August 27, 2015 9:32 PM
Recent Action Alerts:
Raleigh, NC: Republican voters in the early primary states of Iowa and New Hampshire do not believe that the incoming administration ought to interfere with the enactment of state laws legalizing marijuana, according to polling data conducted by Public Policy Polling and published Tuesday by Marijuana-Majority.com.
Sixty-seven percent of GOP voters in New Hampshire believe "[S]tates should be able to carry out their own marijuana laws without federal interference." Sixty-four percent of Iowa GOP voters agree with the statement.
This voter sentiment is contrary to the public positions of at least two Republican presidential candidates, New Jersey Gov. Chris Christie and Florida Senator Marco Rubio – both of whom have espoused using the power of the federal government to roll back changes in state marijuana laws.
Overall, a super-majority of all voters in Iowa (71 percent) and New Hampshire (73 percent) oppose federal interference in state laws permitting marijuana use.
Nationwide polls have previously reported similar results. Gallup pollsters reported that 64 percent of respondents oppose federal interference in state laws that allow for the legal use of cannabis by adults, while a poll commissioned by the think-tank Third Way found that six out of ten voters believe that states, not the federal government, should authorize and enforce marijuana policy. Most recently, a 2015 nationwide Pew poll reported that a strong majority of Americans -- including 64 percent of Independents, 58 percent of Democrats, and 54 percent of Republicans -- believe that the federal government should not enforce laws in states that allow marijuana use.
For more information, please contact Allen St. Pierre, NORML Executive Director at (202) 483-5500 or Paul Armentano, NORML Deputy Director, at: email@example.com.
Researchers from Washington University in St. Louis, the University of Missouri, and Kings College in London assessed the effects of cannabis exposure on brain volume in the hippocampus, amygdala, ventral striatum, and orbitofrontal cortex in groups of exposed and unexposed sibling pairs. Investigators reported that all of the volumetric differences identified "were within the range of normal variation," and that they were attributable to "shared genetic factors," not cannabis exposure.
Authors concluded, "[W]e found no evidence for the causal influence of cannabis exposure on amygdala volume."
The trial is "the largest study to date examining the association between cannabis exposure (ever versus never used) and brain volumes."
The study is one of two recent clinical trials to be published in recent months rebutting the claims of a widely publicized 2014 paper which alleged that even casual marijuana exposure may be linked to brain abnormalities, particularly in the region of the brain known as the amygdala, which plays a primary role in the processing of memory, decision-making, and emotional reactions.

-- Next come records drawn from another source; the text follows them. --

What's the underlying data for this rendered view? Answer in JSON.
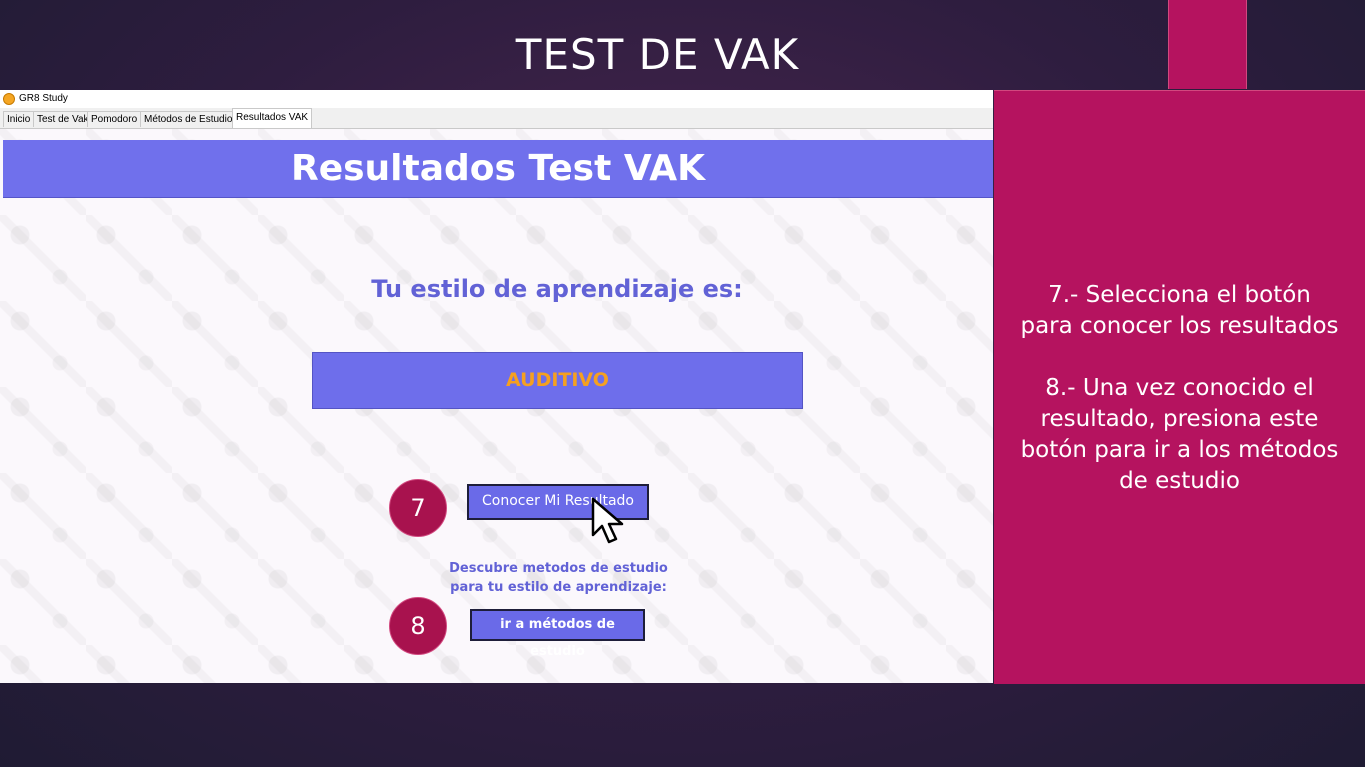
{
  "slide": {
    "title": "TEST DE VAK",
    "colors": {
      "accent": "#b5135f",
      "background": "#2e1d3f"
    }
  },
  "app": {
    "window_title": "GR8 Study",
    "tabs": [
      {
        "label": "Inicio",
        "active": false
      },
      {
        "label": "Test de Vak",
        "active": false
      },
      {
        "label": "Pomodoro",
        "active": false
      },
      {
        "label": "Métodos de Estudio",
        "active": false
      },
      {
        "label": "Resultados VAK",
        "active": true
      }
    ],
    "header_title": "Resultados Test VAK",
    "subtitle": "Tu estilo de aprendizaje es:",
    "result_value": "AUDITIVO",
    "result_button": "Conocer Mi Resultado",
    "discover_line1": "Descubre metodos de estudio",
    "discover_line2": "para tu estilo de aprendizaje:",
    "methods_button": "ir a métodos de estudio",
    "colors": {
      "header": "#7070ec",
      "result_text": "#f5a020",
      "button": "#6a6ae8"
    }
  },
  "steps": [
    {
      "number": "7"
    },
    {
      "number": "8"
    }
  ],
  "instructions": {
    "step7_line1": "7.- Selecciona el botón",
    "step7_line2": "para conocer los resultados",
    "step8_line1": "8.- Una vez conocido el",
    "step8_line2": "resultado, presiona este",
    "step8_line3": "botón para ir a los métodos",
    "step8_line4": "de estudio"
  },
  "icons": {
    "app_icon": "gr8-app-icon",
    "cursor": "arrow-cursor-icon"
  }
}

In January, researchers writing in The Journal of Neuroscience reported "no statistically significant differences ... between daily [marijuana] users and nonusers on [brain] volume or shape in the regions of interest" after researchers controlled for participants' use of alcohol. They concluded: "[I]t seems unlikely that marijuana use has the same level of long-term deleterious effects on brain morphology as other drugs like alcohol. ... The press may not cite studies that do not find sensational effects, but these studies are still extremely important."
For more information, please contact Paul Armentano, NORML Deputy Director, at: firstname.lastname@example.org. Full text of the study, "Shared predisposition in the association between cannabis use and subcortical brain structure," appears in JAMA Psychiatry.

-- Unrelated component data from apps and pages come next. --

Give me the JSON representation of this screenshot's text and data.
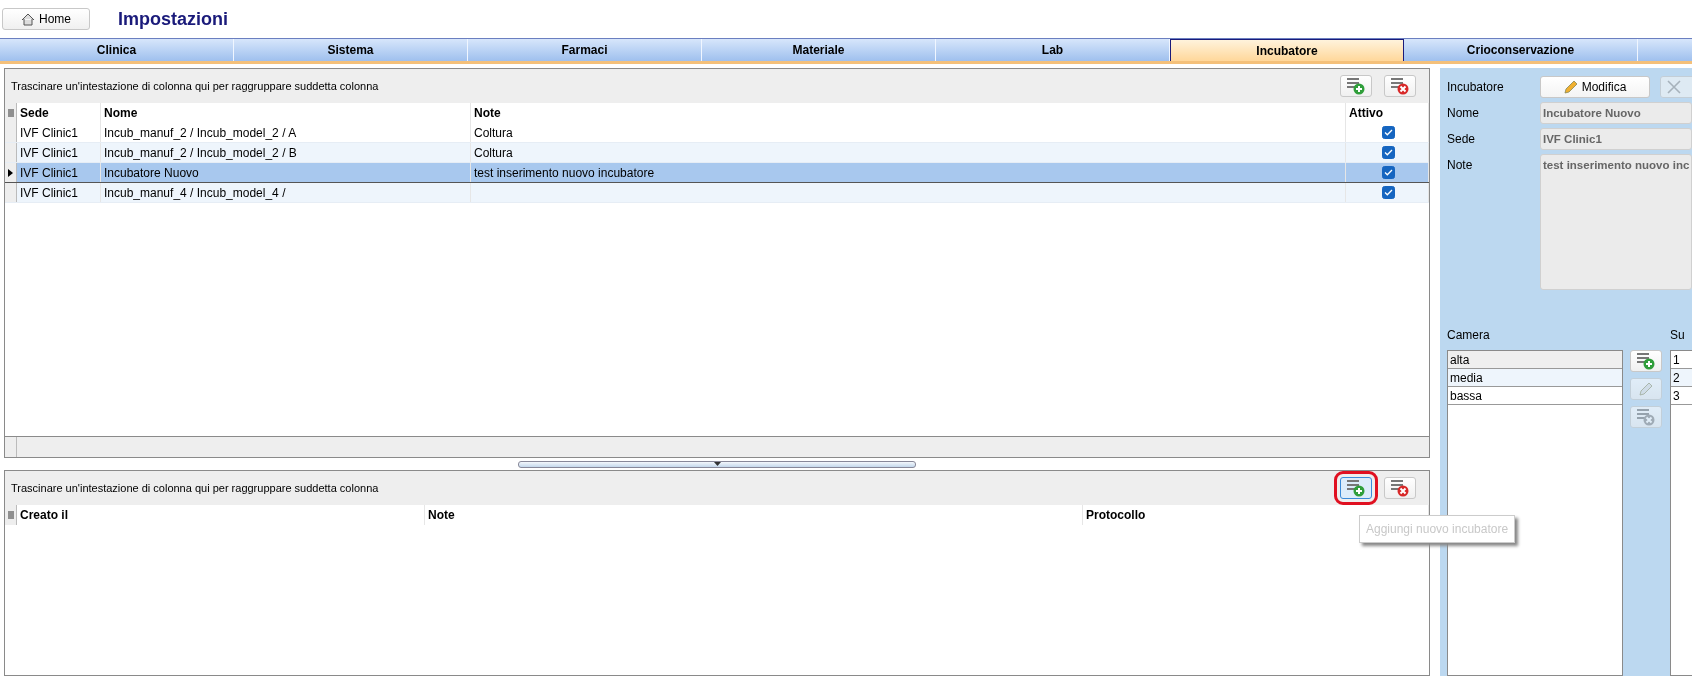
{
  "top_bar": {
    "home_button": "Home",
    "title": "Impostazioni"
  },
  "tabs": [
    {
      "label": "Clinica",
      "selected": false
    },
    {
      "label": "Sistema",
      "selected": false
    },
    {
      "label": "Farmaci",
      "selected": false
    },
    {
      "label": "Materiale",
      "selected": false
    },
    {
      "label": "Lab",
      "selected": false
    },
    {
      "label": "Incubatore",
      "selected": true
    },
    {
      "label": "Crioconservazione",
      "selected": false
    }
  ],
  "upper_grid": {
    "group_hint": "Trascinare un'intestazione di colonna qui per raggruppare suddetta colonna",
    "buttons": [
      {
        "kind": "add",
        "highlighted": false
      },
      {
        "kind": "delete",
        "highlighted": false
      }
    ],
    "columns": [
      "Sede",
      "Nome",
      "Note",
      "Attivo"
    ],
    "rows": [
      {
        "sede": "IVF Clinic1",
        "nome": "Incub_manuf_2 / Incub_model_2 / A",
        "note": "Coltura",
        "attivo": true,
        "selected": false
      },
      {
        "sede": "IVF Clinic1",
        "nome": "Incub_manuf_2 / Incub_model_2 / B",
        "note": "Coltura",
        "attivo": true,
        "selected": false
      },
      {
        "sede": "IVF Clinic1",
        "nome": "Incubatore Nuovo",
        "note": "test inserimento nuovo incubatore",
        "attivo": true,
        "selected": true
      },
      {
        "sede": "IVF Clinic1",
        "nome": "Incub_manuf_4 / Incub_model_4 /",
        "attivo": true,
        "selected": false
      }
    ]
  },
  "lower_grid": {
    "group_hint": "Trascinare un'intestazione di colonna qui per raggruppare suddetta colonna",
    "buttons": [
      {
        "kind": "add",
        "highlighted": true
      },
      {
        "kind": "delete",
        "highlighted": false
      }
    ],
    "columns": [
      "Creato il",
      "Note",
      "Protocollo"
    ],
    "tooltip": "Aggiungi nuovo incubatore"
  },
  "detail": {
    "label": "Incubatore",
    "edit_button": "Modifica",
    "cancel_button": {
      "disabled": true
    },
    "fields": [
      {
        "label": "Nome",
        "value": "Incubatore Nuovo",
        "kind": "line"
      },
      {
        "label": "Sede",
        "value": "IVF Clinic1",
        "kind": "line"
      },
      {
        "label": "Note",
        "value": "test inserimento nuovo inc",
        "kind": "multiline"
      }
    ],
    "camera": {
      "label": "Camera",
      "items": [
        {
          "name": "alta",
          "selected": true
        },
        {
          "name": "media",
          "selected": false
        },
        {
          "name": "bassa",
          "selected": false
        }
      ],
      "buttons": [
        {
          "kind": "add",
          "disabled": false
        },
        {
          "kind": "edit",
          "disabled": true
        },
        {
          "kind": "delete",
          "disabled": true
        }
      ]
    },
    "column_2": {
      "label": "Su",
      "items": [
        "1",
        "2",
        "3"
      ]
    }
  }
}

Atlanta, GA: The majority of people who self-report consuming cannabis do so by methods that involve smoking the substance, according to nationally representative survey data published online ahead of print in the American Journal of Preventive Medicine.

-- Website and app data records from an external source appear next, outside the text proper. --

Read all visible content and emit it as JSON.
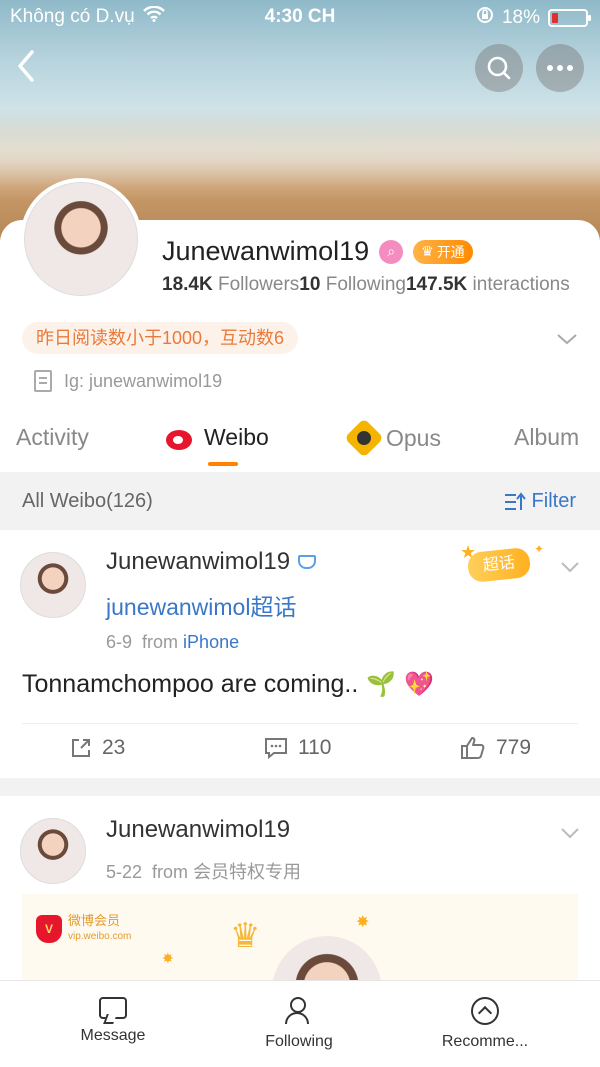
{
  "status_bar": {
    "carrier": "Không có D.vụ",
    "time": "4:30 CH",
    "battery": "18%"
  },
  "header": {
    "back_icon": "chevron-left-icon",
    "search_icon": "search-icon",
    "more_icon": "more-icon"
  },
  "profile": {
    "name": "Junewanwimol19",
    "vip_label": "开通",
    "followers_count": "18.4K",
    "followers_label": "Followers",
    "following_count": "10",
    "following_label": "Following",
    "interactions_count": "147.5K",
    "interactions_label": "interactions",
    "note": "昨日阅读数小于1000，互动数6",
    "bio": "Ig: junewanwimol19"
  },
  "tabs": [
    {
      "label": "Activity"
    },
    {
      "label": "Weibo"
    },
    {
      "label": "Opus"
    },
    {
      "label": "Album"
    }
  ],
  "filter_bar": {
    "label": "All Weibo(126)",
    "filter_label": "Filter"
  },
  "posts": [
    {
      "author": "Junewanwimol19",
      "topic": "junewanwimol超话",
      "date": "6-9",
      "from": "from",
      "source": "iPhone",
      "badge": "超话",
      "text": "Tonnamchompoo are coming..",
      "reposts": "23",
      "comments": "110",
      "likes": "779"
    },
    {
      "author": "Junewanwimol19",
      "date": "5-22",
      "from": "from",
      "source": "会员特权专用",
      "vip_logo_text": "微博会员",
      "vip_logo_url": "vip.weibo.com"
    }
  ],
  "bottom_nav": [
    {
      "label": "Message"
    },
    {
      "label": "Following"
    },
    {
      "label": "Recomme..."
    }
  ],
  "colors": {
    "accent": "#ff8200",
    "link": "#3a78c7",
    "note_text": "#ea7a3a",
    "weibo_red": "#e6162d"
  }
}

Investigators from the US Center for Disease Control and Emory University assessed survey data from those over the age of 18 in regard to their mode of marijuana ingestion and current reason for use.
Authors reported: "Overall, 7.2 percent of respondents reported current marijuana use; 34.5 percent reported ever use. Among current users, 10.5 percent reported medicinal-only use, 53.4 percent reported recreational-only use, and 36.1 percent reported both. Use of [a] bowl or pipe (49.5 percent) [or a] joint (49.2 percent) predominated among current marijuana users, with lesser use of bongs, water pipes, or hookahs (21.7 percent), blunts (20.3 percent); edibles/drinks (16.1 percent); and vaporizers (7.6 percent)."
Use of vaporization technology, which does not result in the exposure to combustion gases, was most likely to be reported by those residing in the western region of the United States (15.8 percent) and among those under the age 24 (19.3 percent). Edible products, which are associated with delayed onset of drug effect, greater drug bioavailability, and prolonged duration of effect, were most popular in the west (38.4 percent) and among those respondents between the ages of 25 to 34 (32.5 percent). African American respondents (37.3 percent) were more likely than other ethnicities to report using blunts.
For more information, please contact Paul Armentano, NORML Deputy Director, at: email@example.com. Full text of the study, "Toking, vaping, and eating for health or fun: Marijuana use patterns in adults, US, 2014," appears in the American Journal of Preventive Medicine.